Problem to work on: The lines you return must be all those in the data that hold the string "Удалить".

The data:
*** Block opens ***

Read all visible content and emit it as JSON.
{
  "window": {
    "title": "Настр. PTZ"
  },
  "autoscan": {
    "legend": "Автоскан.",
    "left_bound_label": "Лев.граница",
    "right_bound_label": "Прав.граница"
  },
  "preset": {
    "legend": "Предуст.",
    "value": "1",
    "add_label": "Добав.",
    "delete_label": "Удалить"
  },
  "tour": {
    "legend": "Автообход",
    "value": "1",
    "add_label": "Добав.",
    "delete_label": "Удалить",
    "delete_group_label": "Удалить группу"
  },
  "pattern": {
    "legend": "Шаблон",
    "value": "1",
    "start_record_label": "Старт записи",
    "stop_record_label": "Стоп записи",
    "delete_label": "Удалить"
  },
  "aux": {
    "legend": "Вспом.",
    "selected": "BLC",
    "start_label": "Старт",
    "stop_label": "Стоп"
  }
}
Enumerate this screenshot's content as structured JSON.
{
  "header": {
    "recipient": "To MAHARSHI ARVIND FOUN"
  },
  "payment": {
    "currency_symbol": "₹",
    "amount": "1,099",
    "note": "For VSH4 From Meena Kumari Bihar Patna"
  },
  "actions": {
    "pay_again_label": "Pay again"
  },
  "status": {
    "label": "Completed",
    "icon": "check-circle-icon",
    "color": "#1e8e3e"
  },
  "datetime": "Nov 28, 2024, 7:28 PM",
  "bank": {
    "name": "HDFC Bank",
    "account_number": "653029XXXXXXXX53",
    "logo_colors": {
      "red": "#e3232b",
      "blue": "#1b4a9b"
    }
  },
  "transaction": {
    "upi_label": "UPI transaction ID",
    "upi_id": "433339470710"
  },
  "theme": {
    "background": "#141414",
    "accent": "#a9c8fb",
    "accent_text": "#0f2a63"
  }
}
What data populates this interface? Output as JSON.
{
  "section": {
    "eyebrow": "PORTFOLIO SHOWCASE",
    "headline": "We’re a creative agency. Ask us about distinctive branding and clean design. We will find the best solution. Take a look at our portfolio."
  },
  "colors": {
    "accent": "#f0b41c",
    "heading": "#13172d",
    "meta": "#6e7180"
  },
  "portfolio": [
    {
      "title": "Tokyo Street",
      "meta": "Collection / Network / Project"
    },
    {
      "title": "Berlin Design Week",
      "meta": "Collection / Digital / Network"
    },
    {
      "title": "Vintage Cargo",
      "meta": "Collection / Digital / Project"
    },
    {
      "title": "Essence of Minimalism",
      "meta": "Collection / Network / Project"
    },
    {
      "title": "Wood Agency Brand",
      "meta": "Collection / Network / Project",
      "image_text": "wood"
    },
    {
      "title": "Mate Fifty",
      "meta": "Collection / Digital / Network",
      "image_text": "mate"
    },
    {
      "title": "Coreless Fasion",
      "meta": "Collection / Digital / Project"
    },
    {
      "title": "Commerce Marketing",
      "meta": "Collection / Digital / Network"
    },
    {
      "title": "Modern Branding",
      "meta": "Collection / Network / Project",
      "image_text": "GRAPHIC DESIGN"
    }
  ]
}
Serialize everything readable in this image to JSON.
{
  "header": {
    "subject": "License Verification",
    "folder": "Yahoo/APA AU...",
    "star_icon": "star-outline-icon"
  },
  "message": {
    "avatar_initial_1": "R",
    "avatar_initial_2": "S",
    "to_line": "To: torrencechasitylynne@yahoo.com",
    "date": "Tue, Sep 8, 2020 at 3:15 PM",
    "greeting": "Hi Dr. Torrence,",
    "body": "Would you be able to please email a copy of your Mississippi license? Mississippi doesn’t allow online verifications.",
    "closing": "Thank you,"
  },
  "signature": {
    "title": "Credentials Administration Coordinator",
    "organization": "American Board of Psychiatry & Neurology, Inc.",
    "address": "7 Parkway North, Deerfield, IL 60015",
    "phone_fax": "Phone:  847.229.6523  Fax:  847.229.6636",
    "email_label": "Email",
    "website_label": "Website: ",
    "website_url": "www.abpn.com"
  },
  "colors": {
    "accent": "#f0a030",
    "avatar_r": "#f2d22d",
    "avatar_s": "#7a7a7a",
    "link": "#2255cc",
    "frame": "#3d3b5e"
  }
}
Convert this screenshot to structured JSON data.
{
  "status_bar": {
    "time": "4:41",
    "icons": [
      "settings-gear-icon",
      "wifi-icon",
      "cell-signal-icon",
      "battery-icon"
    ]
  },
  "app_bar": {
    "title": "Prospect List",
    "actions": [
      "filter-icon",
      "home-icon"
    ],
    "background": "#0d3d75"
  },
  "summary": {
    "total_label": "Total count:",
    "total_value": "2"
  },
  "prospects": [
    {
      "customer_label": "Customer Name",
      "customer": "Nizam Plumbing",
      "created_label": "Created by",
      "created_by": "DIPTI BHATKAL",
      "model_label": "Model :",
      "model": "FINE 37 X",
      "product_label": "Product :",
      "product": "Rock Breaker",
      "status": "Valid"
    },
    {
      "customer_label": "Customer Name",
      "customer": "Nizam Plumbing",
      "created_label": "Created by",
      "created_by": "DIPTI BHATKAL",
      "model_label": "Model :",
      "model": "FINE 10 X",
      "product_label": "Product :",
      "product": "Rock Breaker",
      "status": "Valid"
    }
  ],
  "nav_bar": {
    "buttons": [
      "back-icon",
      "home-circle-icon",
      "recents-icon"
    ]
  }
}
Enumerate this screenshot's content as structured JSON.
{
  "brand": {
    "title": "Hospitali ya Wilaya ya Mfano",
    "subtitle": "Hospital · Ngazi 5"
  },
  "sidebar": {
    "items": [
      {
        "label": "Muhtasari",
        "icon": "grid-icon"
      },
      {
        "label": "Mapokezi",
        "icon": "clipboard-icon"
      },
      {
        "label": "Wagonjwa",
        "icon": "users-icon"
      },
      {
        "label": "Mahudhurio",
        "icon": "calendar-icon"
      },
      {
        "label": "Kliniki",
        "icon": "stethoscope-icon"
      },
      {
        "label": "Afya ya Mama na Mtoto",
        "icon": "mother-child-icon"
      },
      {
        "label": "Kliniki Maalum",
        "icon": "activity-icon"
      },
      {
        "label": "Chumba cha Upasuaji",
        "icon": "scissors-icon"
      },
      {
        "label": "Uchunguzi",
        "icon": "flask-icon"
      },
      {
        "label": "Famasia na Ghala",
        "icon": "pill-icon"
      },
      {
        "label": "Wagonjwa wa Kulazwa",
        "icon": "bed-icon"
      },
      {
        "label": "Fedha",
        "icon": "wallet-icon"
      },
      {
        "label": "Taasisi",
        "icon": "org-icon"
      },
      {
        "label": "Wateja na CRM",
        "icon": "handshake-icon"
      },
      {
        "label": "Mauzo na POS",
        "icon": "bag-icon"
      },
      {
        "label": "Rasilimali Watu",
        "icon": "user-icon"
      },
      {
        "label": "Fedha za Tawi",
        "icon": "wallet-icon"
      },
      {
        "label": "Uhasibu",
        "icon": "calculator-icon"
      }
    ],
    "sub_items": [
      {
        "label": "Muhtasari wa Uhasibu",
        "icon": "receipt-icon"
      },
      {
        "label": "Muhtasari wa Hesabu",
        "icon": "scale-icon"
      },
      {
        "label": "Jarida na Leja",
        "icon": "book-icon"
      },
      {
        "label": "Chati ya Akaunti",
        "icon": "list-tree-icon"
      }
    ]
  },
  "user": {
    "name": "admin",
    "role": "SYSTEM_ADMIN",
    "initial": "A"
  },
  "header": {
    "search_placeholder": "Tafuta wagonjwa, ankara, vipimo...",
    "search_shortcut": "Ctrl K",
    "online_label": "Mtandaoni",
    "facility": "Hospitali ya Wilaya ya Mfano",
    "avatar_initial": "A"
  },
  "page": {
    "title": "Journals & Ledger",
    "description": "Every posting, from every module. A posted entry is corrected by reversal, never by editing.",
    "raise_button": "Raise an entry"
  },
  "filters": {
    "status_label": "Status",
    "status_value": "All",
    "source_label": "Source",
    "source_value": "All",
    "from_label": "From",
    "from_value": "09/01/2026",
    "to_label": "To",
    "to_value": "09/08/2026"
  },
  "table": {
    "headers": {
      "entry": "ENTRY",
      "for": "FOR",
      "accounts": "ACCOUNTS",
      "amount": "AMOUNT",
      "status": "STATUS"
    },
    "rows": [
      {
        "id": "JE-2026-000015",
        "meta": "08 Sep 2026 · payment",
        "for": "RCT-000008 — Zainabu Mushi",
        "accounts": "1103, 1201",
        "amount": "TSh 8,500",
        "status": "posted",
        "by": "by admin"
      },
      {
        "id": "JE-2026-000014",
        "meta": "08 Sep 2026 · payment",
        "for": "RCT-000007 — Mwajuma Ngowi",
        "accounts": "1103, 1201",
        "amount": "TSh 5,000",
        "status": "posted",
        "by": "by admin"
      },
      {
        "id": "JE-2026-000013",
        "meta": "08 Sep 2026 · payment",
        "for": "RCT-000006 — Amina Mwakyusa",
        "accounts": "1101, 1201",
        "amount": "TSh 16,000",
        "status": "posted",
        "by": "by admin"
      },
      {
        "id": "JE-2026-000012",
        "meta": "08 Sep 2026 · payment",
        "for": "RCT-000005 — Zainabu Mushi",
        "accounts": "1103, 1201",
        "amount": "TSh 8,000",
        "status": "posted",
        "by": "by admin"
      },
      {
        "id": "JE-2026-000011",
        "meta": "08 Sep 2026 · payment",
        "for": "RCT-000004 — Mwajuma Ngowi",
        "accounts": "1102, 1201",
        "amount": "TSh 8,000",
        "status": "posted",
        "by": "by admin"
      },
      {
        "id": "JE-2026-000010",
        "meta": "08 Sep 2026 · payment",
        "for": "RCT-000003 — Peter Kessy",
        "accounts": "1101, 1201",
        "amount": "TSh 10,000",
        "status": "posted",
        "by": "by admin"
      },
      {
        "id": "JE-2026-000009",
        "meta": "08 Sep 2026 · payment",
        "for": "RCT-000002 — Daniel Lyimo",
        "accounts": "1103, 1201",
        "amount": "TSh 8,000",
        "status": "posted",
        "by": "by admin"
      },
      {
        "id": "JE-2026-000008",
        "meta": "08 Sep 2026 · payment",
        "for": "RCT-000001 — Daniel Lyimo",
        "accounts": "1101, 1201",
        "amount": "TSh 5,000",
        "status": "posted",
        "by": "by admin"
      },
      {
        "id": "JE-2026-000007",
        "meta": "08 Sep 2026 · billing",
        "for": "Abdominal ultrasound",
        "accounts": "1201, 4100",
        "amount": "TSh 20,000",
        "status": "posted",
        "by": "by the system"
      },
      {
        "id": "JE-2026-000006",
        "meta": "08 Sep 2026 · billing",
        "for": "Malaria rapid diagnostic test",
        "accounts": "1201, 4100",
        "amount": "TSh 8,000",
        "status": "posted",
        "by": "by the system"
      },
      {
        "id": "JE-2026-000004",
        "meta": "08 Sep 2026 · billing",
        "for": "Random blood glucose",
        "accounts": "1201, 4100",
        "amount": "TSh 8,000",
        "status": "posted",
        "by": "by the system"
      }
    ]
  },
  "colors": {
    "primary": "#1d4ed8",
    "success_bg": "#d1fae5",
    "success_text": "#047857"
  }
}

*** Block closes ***

Written response:
    "delete_label": "Удалить"
    "delete_label": "Удалить",
    "delete_group_label": "Удалить группу"
    "delete_label": "Удалить"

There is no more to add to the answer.